Exercise goal —
When the word "условие" appears in a line of the data below, list that line.

Material for the task —
[Start of section]
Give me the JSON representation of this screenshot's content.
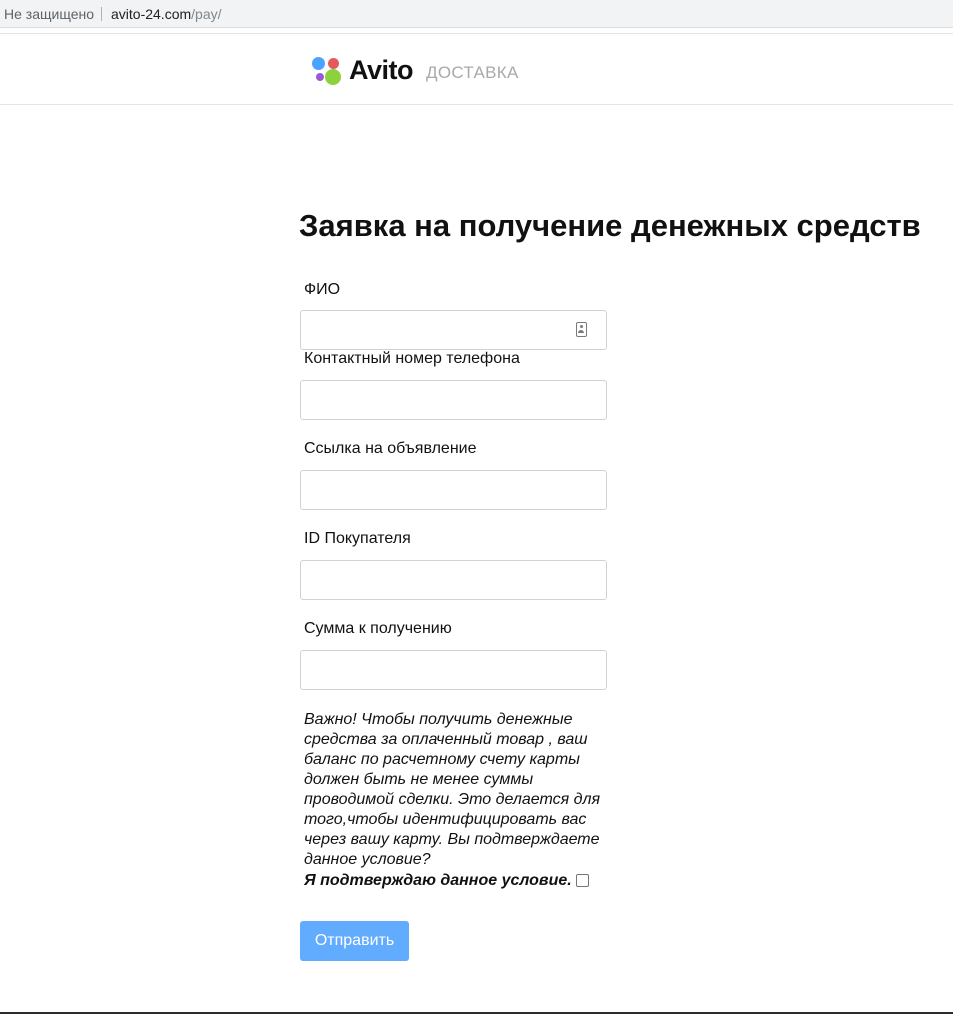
{
  "browser": {
    "security_label": "Не защищено",
    "url_host": "avito-24.com",
    "url_path": "/pay/"
  },
  "header": {
    "brand": "Avito",
    "brand_sub": "ДОСТАВКА",
    "logo_colors": [
      "#4aa3ff",
      "#e35b5b",
      "#9b59d6",
      "#8cd23c"
    ]
  },
  "form": {
    "title": "Заявка на получение денежных средств",
    "fields": [
      {
        "label": "ФИО",
        "value": ""
      },
      {
        "label": "Контактный номер телефона",
        "value": ""
      },
      {
        "label": "Ссылка на объявление",
        "value": ""
      },
      {
        "label": "ID Покупателя",
        "value": ""
      },
      {
        "label": "Сумма к получению",
        "value": ""
      }
    ],
    "notice": "Важно! Чтобы получить денежные средства за оплаченный товар , ваш баланс по расчетному счету карты должен быть не менее суммы проводимой сделки. Это делается для того,чтобы идентифицировать вас через вашу карту. Вы подтверждаете данное условие?",
    "confirm_label": "Я подтверждаю данное условие.",
    "confirm_checked": false,
    "submit_label": "Отправить",
    "submit_color": "#62acff"
  }
}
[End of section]
Finished task —
    "notice": "Важно! Чтобы получить денежные средства за оплаченный товар , ваш баланс по расчетному счету карты должен быть не менее суммы проводимой сделки. Это делается для того,чтобы идентифицировать вас через вашу карту. Вы подтверждаете данное условие?",
    "confirm_label": "Я подтверждаю данное условие.",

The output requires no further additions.